  16. My grandpa used to say that bad players or walkers don't cause slow play, slow players cause slow play. [quote name="johnclayton1982" url="/t/67013/is-slow-play-ever-justifiable/30#post_844589"]Slow play can't be criticize without an objective standard.  Nobody thinks they are slow (or at least the vast, vast minority of slow players *actually think of themselves* as slow players).  The guy who you think is the slowest player at your club playing five hour rounds is reading this right now, nodding, remembering the time he got stuck behind a six hour guy and thinking "man, I hate slow players too." Thats the problem with these threads.  Without the course telling you what "slow play" is, everyone just posts up that they hate slow play while nobody thinks "I'm a slow player".  Its not objective - its subjective.  Thats why the duty is on the course to either post what is considered a fast round or shut it.  There is a 9-hole by my in-laws i play during thinksgiving. It has a sign posted telling people they shouldn't take more than 1 hour to play the nine (its very easy, 5 par 3s).  If they didn't have a sign, and i took an hour and a half, am i playing slow?  Who knows! Either the course has posted a time-for-round limit or it hasn't.  If it hasn't, tell them they should.  If you play on a course without rules regarding pace of play, don't complain.  All you're doing is projecting your opinion of "slow" on everyone else, none of whom there is ever any hope of getting to agree with you that they are in fact slow.  IN other words, if they pay the $60 they get to play the round they want unless the club has posted otherwise - there is no universal "slow round" absent a clear rule. [/quote] As far as admitting being a slow player, I am a slow player and I've been called a slow player but i still finish a round (18 holes) in under five hours (depending on who I'm playing with).
  17. No. Somebody that bad needs to hit the shot, pick the ball up and put it in their pocket, carry it up to where a good shot would have gone, and try it again. Then repeat above...And spend a lot more time at a practice range. When my wife first started playing she wasn't much better than what you described and that's what we always had her do, and nobody waited on us.

    I couldn't agree more, this is how my brother in law and I play. I hit a drive, he hits a drive and I his is awful then we ride up to my ball where he takes a drop and so on and so forth...

  18. I don't doubt that one bit.  I actually kinda like the odds of golf club vs. knife, unless the guy wielding the knife is really skilled with it.  When you think about it, a golf club is kind of a blunt weapon combined with a bladed weapon.  Could undoubtedly do some serious damage.

    I like my chances against anyone but Chuck Norris...

  19. On top of this, McIlroy is gonna lose the points he won for his 2011 US Open win soon.

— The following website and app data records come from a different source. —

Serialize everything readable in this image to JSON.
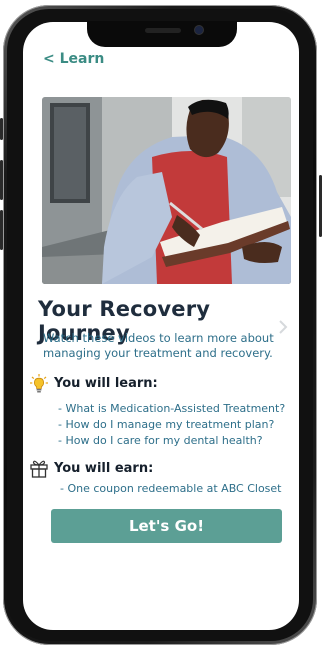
{
  "nav": {
    "back_label": "< Learn"
  },
  "content": {
    "title": "Your Recovery Journey",
    "subtitle": "Watch these videos to learn more about managing your treatment and recovery.",
    "learn": {
      "heading": "You will learn:",
      "icon": "lightbulb-icon",
      "items": [
        "- What is Medication-Assisted Treatment?",
        "- How do I manage my treatment plan?",
        "- How do I care for my dental health?"
      ]
    },
    "earn": {
      "heading": "You will earn:",
      "icon": "gift-icon",
      "items": [
        "- One coupon redeemable at ABC Closet"
      ]
    },
    "cta_label": "Let's Go!"
  },
  "colors": {
    "accent": "#3b8c84",
    "button": "#5c9f95",
    "title": "#1f2d3d",
    "body_text": "#2e6f8a"
  }
}
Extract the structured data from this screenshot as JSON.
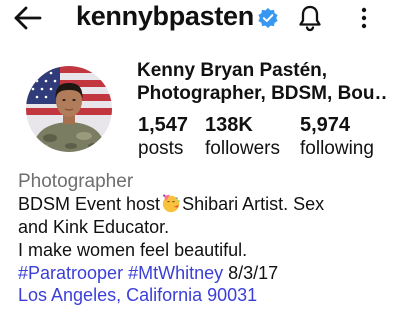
{
  "header": {
    "username": "kennybpasten",
    "back_icon": "arrow-left-icon",
    "verified_icon": "verified-badge-icon",
    "bell_icon": "bell-icon",
    "more_icon": "more-vertical-icon"
  },
  "profile": {
    "name_line1": "Kenny Bryan Pastén,",
    "name_line2": "Photographer, BDSM, Bou…",
    "stats": {
      "posts_count": "1,547",
      "posts_label": "posts",
      "followers_count": "138K",
      "followers_label": "followers",
      "following_count": "5,974",
      "following_label": "following"
    }
  },
  "bio": {
    "category": "Photographer",
    "line1_part1": "BDSM Event host",
    "line1_part2": "Shibari Artist. Sex",
    "line2": "and Kink Educator.",
    "line3": "I make women feel beautiful.",
    "hashtag1": "#Paratrooper",
    "hashtag2": "#MtWhitney",
    "date": "8/3/17",
    "location": "Los Angeles, California 90031",
    "emoji_icon": "party-face-emoji-icon"
  },
  "colors": {
    "link": "#3b3fd8",
    "verified": "#3897f0",
    "muted": "#6e6e6e",
    "text": "#111111"
  }
}
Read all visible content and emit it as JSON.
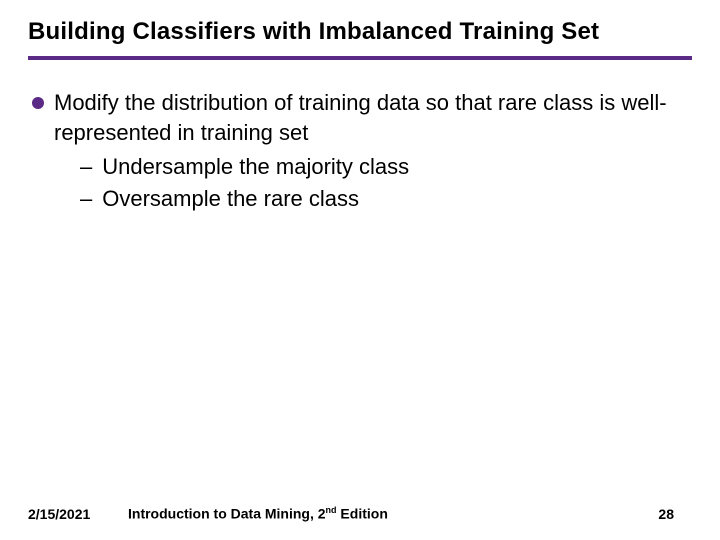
{
  "title": "Building Classifiers with Imbalanced Training Set",
  "bullet_main": "Modify the distribution of training data so that rare class is well-represented in training set",
  "sub_items": {
    "a": "Undersample the majority class",
    "b": "Oversample the rare class"
  },
  "footer": {
    "date": "2/15/2021",
    "book_prefix": "Introduction to Data Mining, 2",
    "book_ord": "nd",
    "book_suffix": " Edition",
    "page": "28"
  },
  "accent_color": "#5b2a86"
}
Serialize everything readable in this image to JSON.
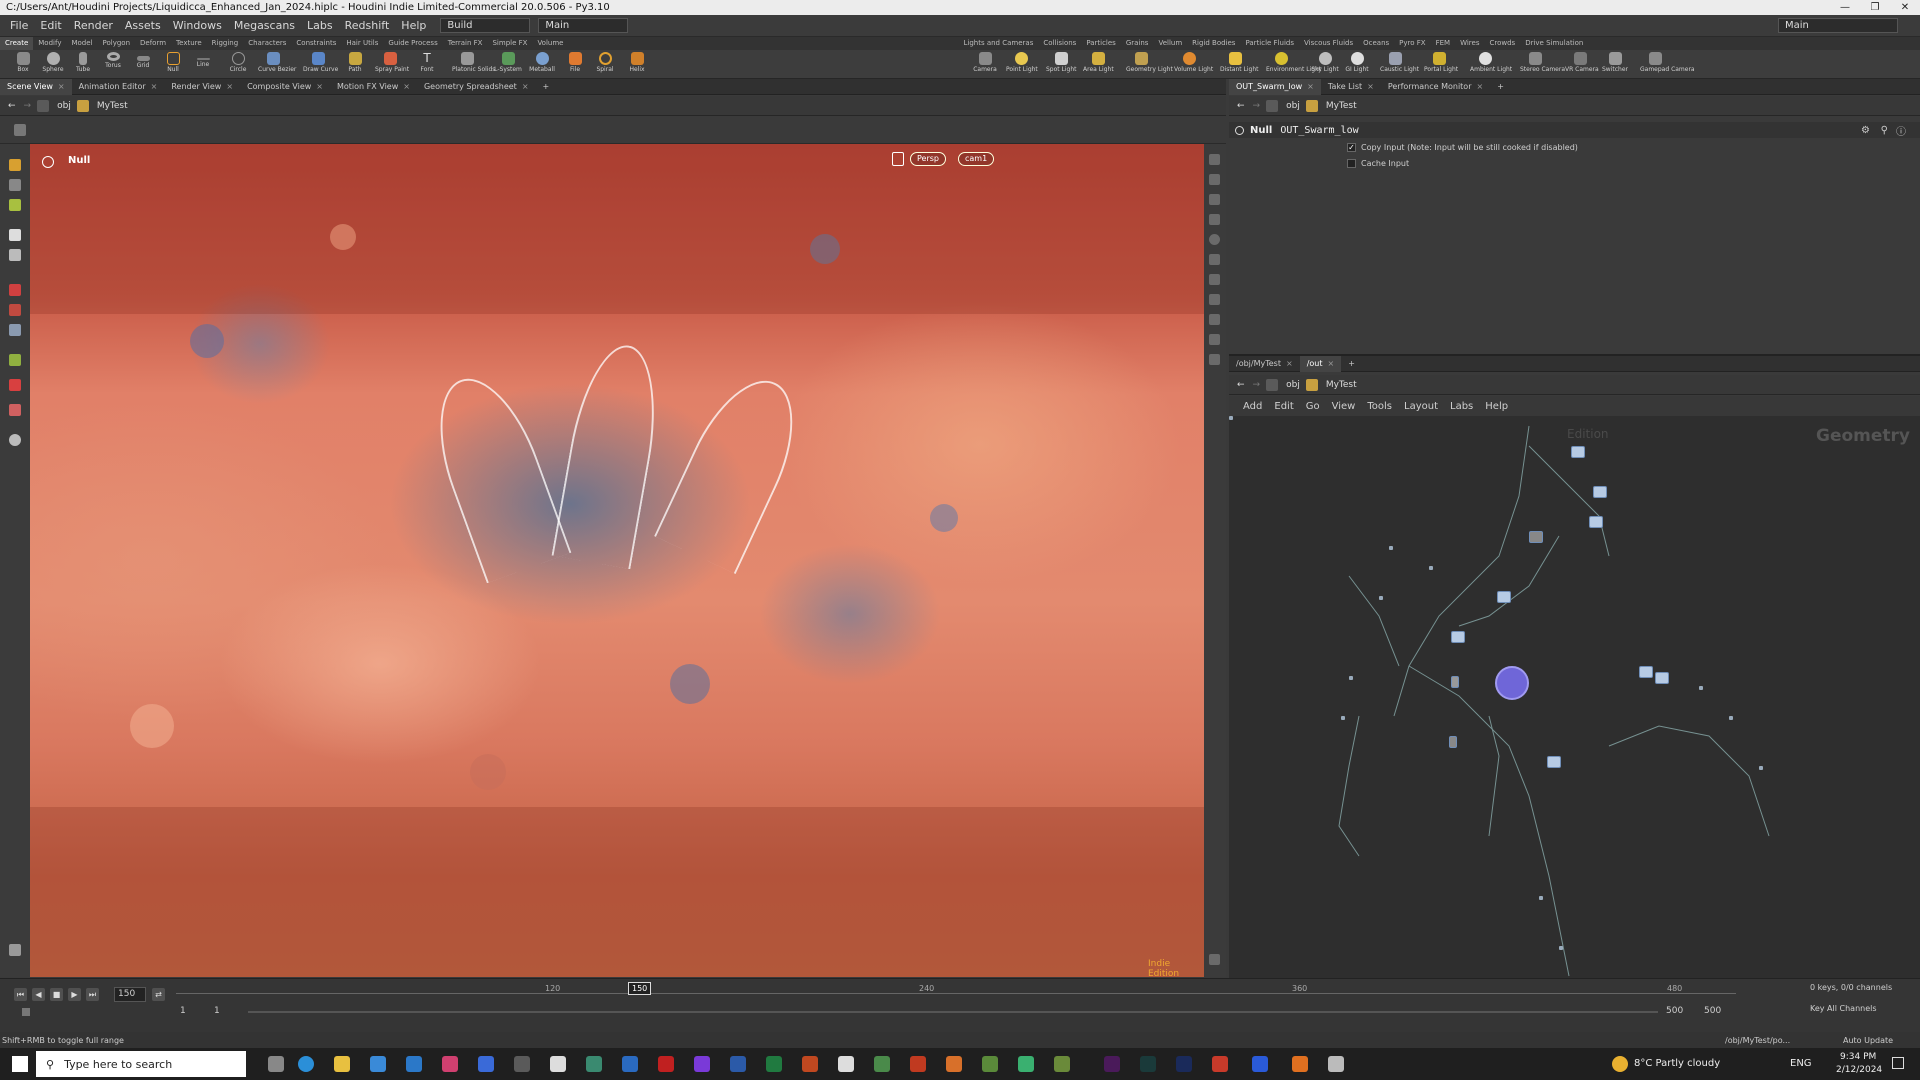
{
  "window": {
    "title": "C:/Users/Ant/Houdini Projects/Liquidicca_Enhanced_Jan_2024.hiplc - Houdini Indie Limited-Commercial 20.0.506 - Py3.10"
  },
  "menu": {
    "items": [
      "File",
      "Edit",
      "Render",
      "Assets",
      "Windows",
      "Megascans",
      "Labs",
      "Redshift",
      "Help"
    ],
    "desktop": "Build",
    "workspace": "Main",
    "right_desktop": "Main"
  },
  "shelf_tabs_left": [
    "Create",
    "Modify",
    "Model",
    "Polygon",
    "Deform",
    "Texture",
    "Rigging",
    "Characters",
    "Constraints",
    "Hair Utils",
    "Guide Process",
    "Terrain FX",
    "Simple FX",
    "Volume"
  ],
  "shelf_tabs_right": [
    "Lights and Cameras",
    "Collisions",
    "Particles",
    "Grains",
    "Vellum",
    "Rigid Bodies",
    "Particle Fluids",
    "Viscous Fluids",
    "Oceans",
    "Pyro FX",
    "FEM",
    "Wires",
    "Crowds",
    "Drive Simulation"
  ],
  "tools_left": [
    "Box",
    "Sphere",
    "Tube",
    "Torus",
    "Grid",
    "Null",
    "Line",
    "Circle",
    "Curve Bezier",
    "Draw Curve",
    "Path",
    "Spray Paint",
    "Font",
    "Platonic Solids",
    "L-System",
    "Metaball",
    "File",
    "Spiral",
    "Helix"
  ],
  "tools_right": [
    "Camera",
    "Point Light",
    "Spot Light",
    "Area Light",
    "Geometry Light",
    "Volume Light",
    "Distant Light",
    "Environment Light",
    "Sky Light",
    "GI Light",
    "Caustic Light",
    "Portal Light",
    "Ambient Light",
    "Stereo Camera",
    "VR Camera",
    "Switcher",
    "Gamepad Camera"
  ],
  "pane_tabs_left": [
    "Scene View",
    "Animation Editor",
    "Render View",
    "Composite View",
    "Motion FX View",
    "Geometry Spreadsheet"
  ],
  "pane_tabs_params": [
    "OUT_Swarm_low",
    "Take List",
    "Performance Monitor"
  ],
  "pane_tabs_network": [
    "/obj/MyTest",
    "/out"
  ],
  "path": {
    "obj": "obj",
    "node": "MyTest"
  },
  "viewport": {
    "node_label": "Null",
    "persp": "Persp",
    "camera": "cam1",
    "watermark": "Indie Edition"
  },
  "params": {
    "type": "Null",
    "name": "OUT_Swarm_low",
    "copy_input": "Copy Input (Note: Input will be still cooked if disabled)",
    "cache_input": "Cache Input"
  },
  "network": {
    "menus": [
      "Add",
      "Edit",
      "Go",
      "View",
      "Tools",
      "Layout",
      "Labs",
      "Help"
    ],
    "context": "Geometry",
    "edition": "Edition"
  },
  "timeline": {
    "frame": "150",
    "start": "1",
    "start2": "1",
    "end": "500",
    "end2": "500",
    "ticks": [
      "120",
      "240",
      "360",
      "480"
    ],
    "marker": "150",
    "keys": "0 keys, 0/0 channels",
    "key_all": "Key All Channels",
    "auto_update": "Auto Update",
    "path": "/obj/MyTest/po..."
  },
  "status": {
    "hint": "Shift+RMB to toggle full range"
  },
  "taskbar": {
    "search": "Type here to search",
    "weather": "8°C  Partly cloudy",
    "lang": "ENG",
    "time": "9:34 PM",
    "date": "2/12/2024"
  },
  "colors": {
    "accent": "#f0a830",
    "viewport_red": "#c85a47",
    "node": "#b7cbe4",
    "selected_node": "#7a6ae0"
  }
}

While because Tiger gained pretty much no points in 2011, nothing's stopping him from stretching his lead further.

    You say that as if Rory will never win another tournament. Were we not just having this conversation about TW "being back". Have we not learned our lesson about this? Good golfers win tourneys and who is to say that he won't win a few times before the US Open.

  20. Just to clarify the terminology: Every Christian is a "born again" Christian. The "born again" refers to the spiritual rebirth associated with becoming a Christian. (The exception is Catholicism, in which you're born again as a result of baptism - but the point is, the "born again" label has nothing to do with how likely they are to give you the "Accept Christ or burn in hell" speech.) The people who are in your face about going to hell would be an example of extremism, and I share your disdain for that. But that's not what Ernst did.

    I think that is what I was saying it just wasn't understood. Thanks

×
×
  • Create New...

Important Information

Welcome to TST! Signing up is free, and you'll see fewer ads and can talk with fellow golf enthusiasts! By using TST, you agree to our Terms of Use, our Privacy Policy, and our Guidelines.

The popup will be closed in 10 seconds...